In order to join, potential users are screened and selected based on their education and professional history.“Then a couple of days later, I got an email saying that I had been approved and I have been on it ever since.I am not sure what their criteria is for accepting members.” Ratcliffe said he wondered if he would get in – after all, he did not attend an Ivy League college. He adds that he has never heard of people “catfishing” on Linked In, creating a fake online profile to trick people in romantic relationship.If you’re not a Goldman banker or a tech entrepreneur, don’t worry.Bradford hopes the dating pool represents many different industries. We don’t want everyone that’s an MBA or a doctor,” she told the Guardian.“I think that’s absurd and ridiculous, but as an African American woman in the dating pool, it would be nice to know that someone I was matched with doesn’t not like black girls,” said White.

“It’s really problematic, but I would want to know if someone is not into me for that reason because that’s definitely not someone I would want to talk to.

The online dating industry is a $2.1 billion business, with niche dating sites claiming more and more of that market share.

Thanks to a crop of niche dating websites, you can find your ideal mate based on very specific criteria.

Maybe you didn’t go to Oxford, but you started a non-profit to help underprivileged children in Africa and you’ve run that company from the ground-up. Krista White, 23, lives in Silicon Valley, California and works in public relations. She has been on the waitlist for The League since February. “When you first sign up for it, it puts you on a waitlist.

That to me is a just as impressive, if not more, than someone who went to Tier 1 university.” That’s not to say The League isn’t exclusive. “Right now I am like No 8,000 out of 100,000,” she told the Guardian. I don’t know.” Unlike White, Nguyen spent just “a couple of days” on the wait list before getting drafted into The League.

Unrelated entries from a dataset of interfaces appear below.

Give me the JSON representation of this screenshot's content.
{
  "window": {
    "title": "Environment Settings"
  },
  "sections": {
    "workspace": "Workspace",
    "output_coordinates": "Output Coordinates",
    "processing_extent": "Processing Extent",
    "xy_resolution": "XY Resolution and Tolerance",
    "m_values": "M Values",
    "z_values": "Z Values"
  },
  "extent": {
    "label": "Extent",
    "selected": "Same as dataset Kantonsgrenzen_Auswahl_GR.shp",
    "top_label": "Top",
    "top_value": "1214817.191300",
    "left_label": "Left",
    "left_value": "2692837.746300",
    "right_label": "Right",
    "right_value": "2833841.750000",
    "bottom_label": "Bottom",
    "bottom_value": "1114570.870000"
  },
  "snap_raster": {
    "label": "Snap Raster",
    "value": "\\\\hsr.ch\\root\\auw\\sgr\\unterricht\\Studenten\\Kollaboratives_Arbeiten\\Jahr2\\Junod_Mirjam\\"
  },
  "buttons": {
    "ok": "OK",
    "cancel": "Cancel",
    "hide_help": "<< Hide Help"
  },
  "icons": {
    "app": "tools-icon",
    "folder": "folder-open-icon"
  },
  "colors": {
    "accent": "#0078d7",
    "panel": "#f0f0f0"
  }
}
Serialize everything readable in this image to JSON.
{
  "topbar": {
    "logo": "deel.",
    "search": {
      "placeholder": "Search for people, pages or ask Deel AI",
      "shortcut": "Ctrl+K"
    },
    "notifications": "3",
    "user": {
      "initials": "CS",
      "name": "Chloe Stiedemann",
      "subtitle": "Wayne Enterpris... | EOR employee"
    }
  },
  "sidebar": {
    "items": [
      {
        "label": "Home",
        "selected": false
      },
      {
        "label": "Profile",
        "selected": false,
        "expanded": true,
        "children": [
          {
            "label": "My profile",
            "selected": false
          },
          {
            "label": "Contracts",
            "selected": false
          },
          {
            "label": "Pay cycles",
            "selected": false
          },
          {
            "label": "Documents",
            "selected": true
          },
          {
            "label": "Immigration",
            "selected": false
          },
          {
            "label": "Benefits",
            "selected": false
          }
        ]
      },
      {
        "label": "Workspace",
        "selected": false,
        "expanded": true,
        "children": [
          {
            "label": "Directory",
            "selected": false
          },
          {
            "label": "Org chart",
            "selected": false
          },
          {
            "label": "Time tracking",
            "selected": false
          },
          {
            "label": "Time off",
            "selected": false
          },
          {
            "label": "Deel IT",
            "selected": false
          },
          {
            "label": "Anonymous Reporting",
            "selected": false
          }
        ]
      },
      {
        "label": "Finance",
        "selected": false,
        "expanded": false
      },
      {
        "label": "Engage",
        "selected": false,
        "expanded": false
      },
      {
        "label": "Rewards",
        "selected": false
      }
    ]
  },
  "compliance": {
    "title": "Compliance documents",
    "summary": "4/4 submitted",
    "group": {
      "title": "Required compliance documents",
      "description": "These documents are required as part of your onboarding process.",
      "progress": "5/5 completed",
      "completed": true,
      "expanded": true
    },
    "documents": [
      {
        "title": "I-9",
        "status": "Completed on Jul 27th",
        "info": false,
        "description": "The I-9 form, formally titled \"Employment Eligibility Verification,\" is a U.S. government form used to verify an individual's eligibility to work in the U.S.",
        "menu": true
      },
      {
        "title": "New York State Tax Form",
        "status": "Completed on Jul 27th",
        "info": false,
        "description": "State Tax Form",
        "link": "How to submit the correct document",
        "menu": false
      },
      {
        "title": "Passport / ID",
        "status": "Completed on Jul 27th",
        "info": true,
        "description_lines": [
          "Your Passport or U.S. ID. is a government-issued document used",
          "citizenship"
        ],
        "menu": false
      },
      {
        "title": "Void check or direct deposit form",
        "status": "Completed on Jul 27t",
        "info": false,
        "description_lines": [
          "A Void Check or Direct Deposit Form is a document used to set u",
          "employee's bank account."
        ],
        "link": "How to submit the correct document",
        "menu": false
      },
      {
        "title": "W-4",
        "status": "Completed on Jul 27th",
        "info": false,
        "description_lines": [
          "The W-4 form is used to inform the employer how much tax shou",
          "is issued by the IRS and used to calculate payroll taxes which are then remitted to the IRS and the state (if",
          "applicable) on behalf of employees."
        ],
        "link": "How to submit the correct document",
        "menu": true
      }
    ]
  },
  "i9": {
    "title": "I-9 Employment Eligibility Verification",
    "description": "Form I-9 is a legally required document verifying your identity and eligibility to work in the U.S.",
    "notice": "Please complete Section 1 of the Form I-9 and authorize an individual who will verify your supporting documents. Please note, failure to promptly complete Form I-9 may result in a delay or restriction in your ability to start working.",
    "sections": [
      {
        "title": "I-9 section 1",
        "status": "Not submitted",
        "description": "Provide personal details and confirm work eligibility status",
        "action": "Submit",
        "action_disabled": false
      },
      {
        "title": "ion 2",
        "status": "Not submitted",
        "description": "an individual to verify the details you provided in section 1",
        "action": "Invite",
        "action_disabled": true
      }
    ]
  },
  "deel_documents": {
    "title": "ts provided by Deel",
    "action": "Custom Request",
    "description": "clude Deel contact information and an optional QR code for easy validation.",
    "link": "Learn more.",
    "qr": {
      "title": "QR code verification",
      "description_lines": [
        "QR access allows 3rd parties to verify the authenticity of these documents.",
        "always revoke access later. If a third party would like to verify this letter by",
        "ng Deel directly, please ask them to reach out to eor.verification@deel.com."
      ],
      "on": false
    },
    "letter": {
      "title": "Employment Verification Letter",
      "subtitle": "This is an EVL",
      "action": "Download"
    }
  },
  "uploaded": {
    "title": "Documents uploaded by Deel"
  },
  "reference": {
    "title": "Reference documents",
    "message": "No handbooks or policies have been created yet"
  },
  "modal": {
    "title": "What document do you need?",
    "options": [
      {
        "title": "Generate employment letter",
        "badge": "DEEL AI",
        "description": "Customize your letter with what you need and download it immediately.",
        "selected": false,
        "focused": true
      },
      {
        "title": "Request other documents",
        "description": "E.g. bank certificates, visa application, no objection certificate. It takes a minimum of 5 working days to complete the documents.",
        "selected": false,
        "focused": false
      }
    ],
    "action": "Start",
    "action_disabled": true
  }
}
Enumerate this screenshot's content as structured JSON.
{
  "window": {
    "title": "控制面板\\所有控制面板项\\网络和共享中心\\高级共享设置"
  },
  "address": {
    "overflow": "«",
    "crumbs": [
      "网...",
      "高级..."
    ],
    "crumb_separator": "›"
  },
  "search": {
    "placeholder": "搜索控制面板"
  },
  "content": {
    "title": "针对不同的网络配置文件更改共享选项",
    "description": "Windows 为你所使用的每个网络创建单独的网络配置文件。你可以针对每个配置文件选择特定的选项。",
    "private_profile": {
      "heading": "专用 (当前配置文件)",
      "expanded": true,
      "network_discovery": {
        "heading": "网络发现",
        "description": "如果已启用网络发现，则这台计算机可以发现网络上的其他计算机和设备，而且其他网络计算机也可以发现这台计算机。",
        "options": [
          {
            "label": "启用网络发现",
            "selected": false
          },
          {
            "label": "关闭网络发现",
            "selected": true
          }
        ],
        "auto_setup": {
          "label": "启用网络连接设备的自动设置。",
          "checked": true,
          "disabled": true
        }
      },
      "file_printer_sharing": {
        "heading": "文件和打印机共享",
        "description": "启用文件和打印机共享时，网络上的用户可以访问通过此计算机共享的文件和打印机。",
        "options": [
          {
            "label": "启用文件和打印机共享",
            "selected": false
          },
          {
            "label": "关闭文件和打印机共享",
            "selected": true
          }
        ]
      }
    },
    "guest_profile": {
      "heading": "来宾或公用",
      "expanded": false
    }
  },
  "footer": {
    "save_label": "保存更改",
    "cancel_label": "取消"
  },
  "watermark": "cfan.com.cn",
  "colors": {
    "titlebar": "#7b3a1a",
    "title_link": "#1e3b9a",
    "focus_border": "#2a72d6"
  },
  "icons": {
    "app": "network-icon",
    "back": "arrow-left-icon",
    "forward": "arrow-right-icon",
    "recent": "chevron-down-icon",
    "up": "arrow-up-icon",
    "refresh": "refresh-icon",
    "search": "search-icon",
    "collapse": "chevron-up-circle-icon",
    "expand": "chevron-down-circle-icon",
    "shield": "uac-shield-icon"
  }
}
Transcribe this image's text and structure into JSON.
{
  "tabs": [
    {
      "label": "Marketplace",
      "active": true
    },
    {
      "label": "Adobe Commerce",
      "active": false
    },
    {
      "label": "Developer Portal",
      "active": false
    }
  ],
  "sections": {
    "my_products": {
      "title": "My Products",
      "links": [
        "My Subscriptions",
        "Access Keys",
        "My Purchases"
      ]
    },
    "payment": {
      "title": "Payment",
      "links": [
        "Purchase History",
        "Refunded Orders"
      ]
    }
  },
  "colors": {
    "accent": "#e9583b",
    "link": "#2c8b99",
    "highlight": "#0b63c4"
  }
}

I was like No 11,000 and I thought: ‘Oh, I guess this isn’t going to happen’,” said Ratcliffe, who lives in East Village in New York City and works in digital entertainment and media.

She started her online hunt while finishing her master’s degree in business at Stanford and found she was running into the same problem over and over again.